The south London singer reflects on how post-punk, the Black Lives Matter movement, and her grandma came to shape her first full-length record
“Biologically, skin is one of the strongest parts of our bodies, but socially and externally, it can be used against us so easily,” Joy Crookes says of her debut album’s namesake. “It can be deemed as a weakness, and that juxtaposition between strength and weakness is something I grapple with massively throughout the whole of the album.”
Like skin, the album from the London-based, Irish-Bangladeshi singer is multi-layered, poetically weaving themes of race, class, and Brexit into a personal record that also examines her identity as a young woman in Britain. As she prepares to share Skin with the world, the 23-year-old is speaking to Dazed via Zoom, an appropriate means of communication given that the album was conceived amid virtual quizzes in lockdown.
“For the first time, I think, as British people we had to sit and face ourselves,” she considers of the past year or so. “What I mean by that is, you know, if we were angry, we couldn’t go to a pub and punch someone, or if we were insecure, we couldn’t go and sleep with someone, or take anything out externally. We actually had to sit with our feelings. That for me was really life changing.”
Among cinematic strings and jazz-inflected piano, Crookes’s voice paints a vivid portrait of her identity, as do sonic touches like handclaps, chanting, voicemails, and laughter, and lines like “Bopping down Walworth Road”. Below, she talks through why the ‘regeneration’ of her native south London, the Black Lives Matter movement, post-punk, and more inspired her first album.
SOUTH LONDON GENTRIFICATION

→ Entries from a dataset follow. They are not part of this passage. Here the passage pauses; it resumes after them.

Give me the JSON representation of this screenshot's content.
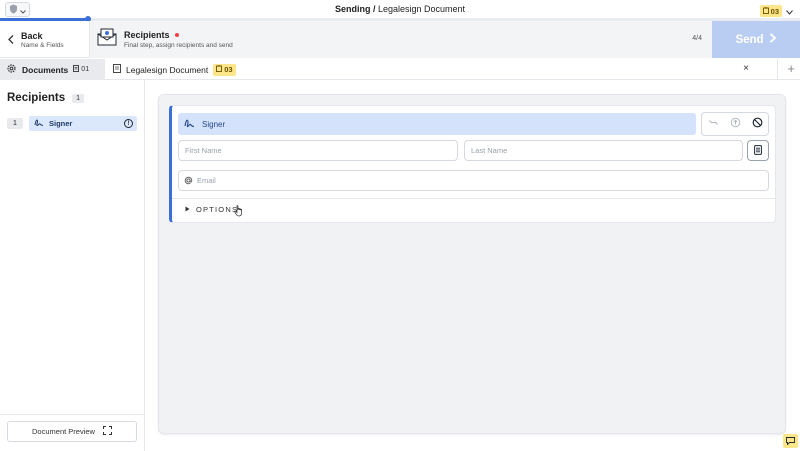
{
  "topbar": {
    "title_prefix": "Sending /",
    "title_doc": "Legalesign Document",
    "badge_count": "03"
  },
  "progress": {
    "fraction": 0.11
  },
  "header": {
    "back_label": "Back",
    "back_sub": "Name & Fields",
    "step_title": "Recipients",
    "step_sub": "Final step, assign recipients and send",
    "step_count": "4/4",
    "send_label": "Send"
  },
  "tabs": {
    "documents_label": "Documents",
    "documents_count": "01",
    "doc_name": "Legalesign Document",
    "doc_badge": "03",
    "close": "×",
    "add": "+"
  },
  "sidebar": {
    "title": "Recipients",
    "count": "1",
    "items": [
      {
        "number": "1",
        "role": "Signer"
      }
    ],
    "preview_label": "Document Preview"
  },
  "recipient": {
    "role": "Signer",
    "first_name_placeholder": "First Name",
    "last_name_placeholder": "Last Name",
    "email_placeholder": "Email",
    "options_label": "OPTIONS"
  },
  "colors": {
    "accent": "#3b6fd8",
    "send_disabled": "#b8cdf1",
    "role_pill": "#d4e2fb",
    "badge_yellow": "#fde68a",
    "status_red": "#ef4444"
  },
  "icons": [
    "shield-icon",
    "chevron-down-icon",
    "clipboard-icon",
    "chevron-left-icon",
    "envelope-icon",
    "chevron-right-icon",
    "gear-icon",
    "document-icon",
    "signature-icon",
    "info-icon",
    "expand-icon",
    "link-icon",
    "upload-icon",
    "block-icon",
    "contact-card-icon",
    "at-icon",
    "triangle-right-icon",
    "hand-cursor-icon",
    "chat-icon"
  ]
}
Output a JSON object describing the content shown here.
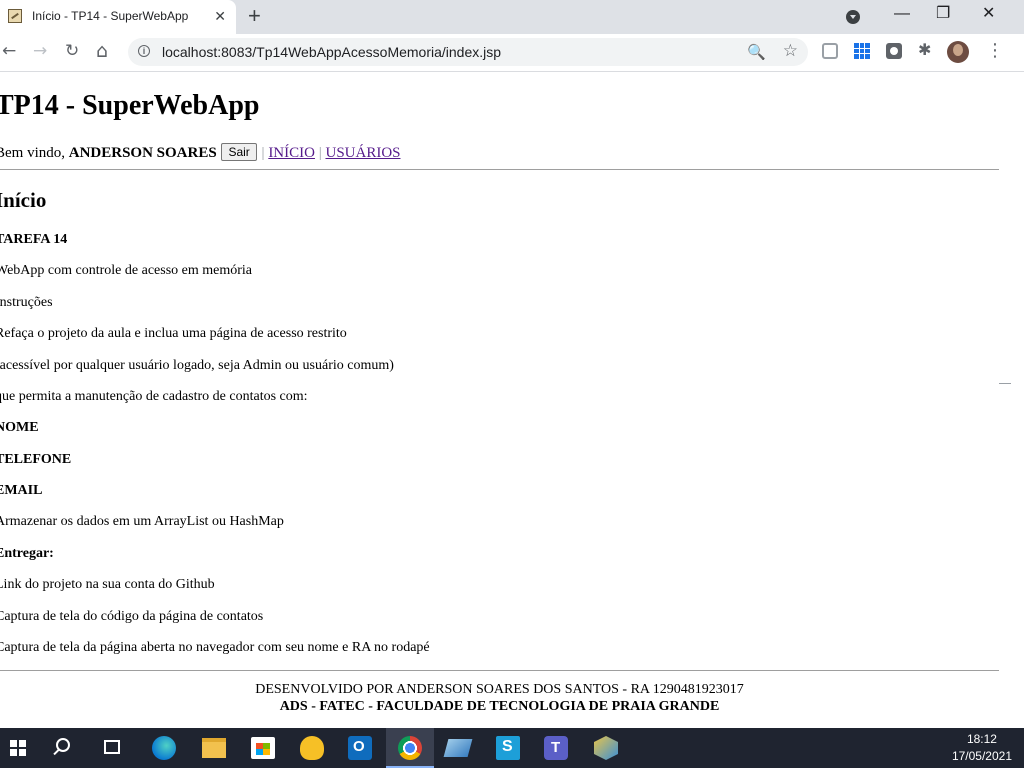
{
  "browser": {
    "tab_title": "Início - TP14 - SuperWebApp",
    "tab_close": "✕",
    "new_tab": "+",
    "url": "localhost:8083/Tp14WebAppAcessoMemoria/index.jsp",
    "window": {
      "minimize": "—",
      "maximize": "❐",
      "close": "✕"
    },
    "nav": {
      "back": "←",
      "forward": "→",
      "reload": "↻",
      "home": "⌂"
    },
    "menu": "⋮",
    "info_glyph": "i",
    "zoom_glyph": "🔍",
    "star_glyph": "☆",
    "puzzle_glyph": "✱"
  },
  "page": {
    "heading": "TP14 - SuperWebApp",
    "welcome_prefix": "Bem vindo,",
    "user_name": "ANDERSON SOARES",
    "logout_label": "Sair",
    "separator": "|",
    "nav_links": [
      "INÍCIO",
      "USUÁRIOS"
    ],
    "section_title": "Início",
    "lines": [
      {
        "text": "TAREFA 14",
        "bold": true
      },
      {
        "text": "WebApp com controle de acesso em memória",
        "bold": false
      },
      {
        "text": "Instruções",
        "bold": false
      },
      {
        "text": "Refaça o projeto da aula e inclua uma página de acesso restrito",
        "bold": false
      },
      {
        "text": "(acessível por qualquer usuário logado, seja Admin ou usuário comum)",
        "bold": false
      },
      {
        "text": "que permita a manutenção de cadastro de contatos com:",
        "bold": false
      },
      {
        "text": "NOME",
        "bold": true
      },
      {
        "text": "TELEFONE",
        "bold": true
      },
      {
        "text": "EMAIL",
        "bold": true
      },
      {
        "text": "Armazenar os dados em um ArrayList ou HashMap",
        "bold": false
      },
      {
        "text": "Entregar:",
        "bold": true
      },
      {
        "text": "Link do projeto na sua conta do Github",
        "bold": false
      },
      {
        "text": "Captura de tela do código da página de contatos",
        "bold": false
      },
      {
        "text": "Captura de tela da página aberta no navegador com seu nome e RA no rodapé",
        "bold": false
      }
    ],
    "footer_line1": "DESENVOLVIDO POR ANDERSON SOARES DOS SANTOS - RA 1290481923017",
    "footer_line2": "ADS - FATEC - FACULDADE DE TECNOLOGIA DE PRAIA GRANDE"
  },
  "taskbar": {
    "time": "18:12",
    "date": "17/05/2021",
    "apps": [
      "start-icon",
      "search-icon",
      "task-view-icon",
      "edge-icon",
      "file-explorer-icon",
      "store-icon",
      "keep-icon",
      "outlook-icon",
      "chrome-icon",
      "app-icon",
      "sql-icon",
      "teams-icon",
      "app-icon"
    ]
  },
  "colors": {
    "visited_link": "#551a8b",
    "tabstrip": "#dee1e6",
    "taskbar": "#1f2430"
  }
}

Joy Crookes: On “19th Floor”, I sing about “Cinema skylines that I don't recognise” and “Nothing same but nothing different”. What gentrification does is – it does the obvious with the coffee shops – but what it does to people, I think, is it makes you question your self-worth. It makes you question, ‘Was this area not enough when it was just immigrants and markets, more working class, real people – was that not enough?’ My mum’s side of the family comes from a council estate in south London, so for me it’s like, does that mean that we’re not good enough? I think Grenfell really did that, too. It’s something I really struggle with.
Joy Crookes: I’m influenced by so many people like Massive Attack, D’Angelo, Ebo Taylor, Nina (Simone), Solange. But also old post-punk bands that aren’t really that known from London and beyond. Young Marble Giants, from Wales, is one of my favourite post-punk bands. I just love the music, to be honest, and I appreciate what punk music did back in the day as well. I love the culture around it and the way that punk artists conducted themselves as people, in this almost activist way.
Joy Crookes: (I included vocal snippets) as I think they’re really important in contextualising the songs and the stories, and it allows you to understand what kind of people exist in the spaces I might be talking about. Adding my grandma before “19th Floor” felt super normal to me but maybe will be interesting to someone else, and just having that bit of context, I think, hopefully makes people understand better. She’s happy that she’s on the album (even if) she doesn’t completely understand it, but yeah. I just love her so much!
Joy Crookes: “Feet Don't Fail Me Now” was a response particularly to the Black Lives Matter movement and protests, because I was pissed off with people being online activists and that world that people decided to exist in when, actually, there was no care. I was holding myself accountable but also everyone else accountable for being so fucking complicit. I think we’ve all been guilty of being that character, really.
“I was pissed off with people being online activists and that world that people decided to exist in when, actually, there was no care” – Joy Crookes
That year, though, for the first time ever I felt like I could say how I was feeling without a filter. And not only to do with race, but I felt like everyone bursted a little bit and it was like, you know what, ‘This this how I fucking feel’. It felt like, I don’t have to beat around the bush anymore, I can actually talk about how I feel about this world and particularly this country for the first time without having to make anyone feel mollycoddled.
Joy Crookes: There was such a huge loss of control that whole year, that it felt like I needed to create that control. I would tell myself, ‘You have to play piano for two hours today. And even if you come up with something you don’t like, you have to come up with something’. I’d time myself and be like, two hours of piano now, then one hour of production, one hour on the guitar. I had to create that routine for myself because otherwise I felt like, I was gonna go crazy. I needed to be on top of my mental health as well – it was quite a crippling time for a lot of people. I knew I could be one of those people.
Joy Crookes’s Skin is out now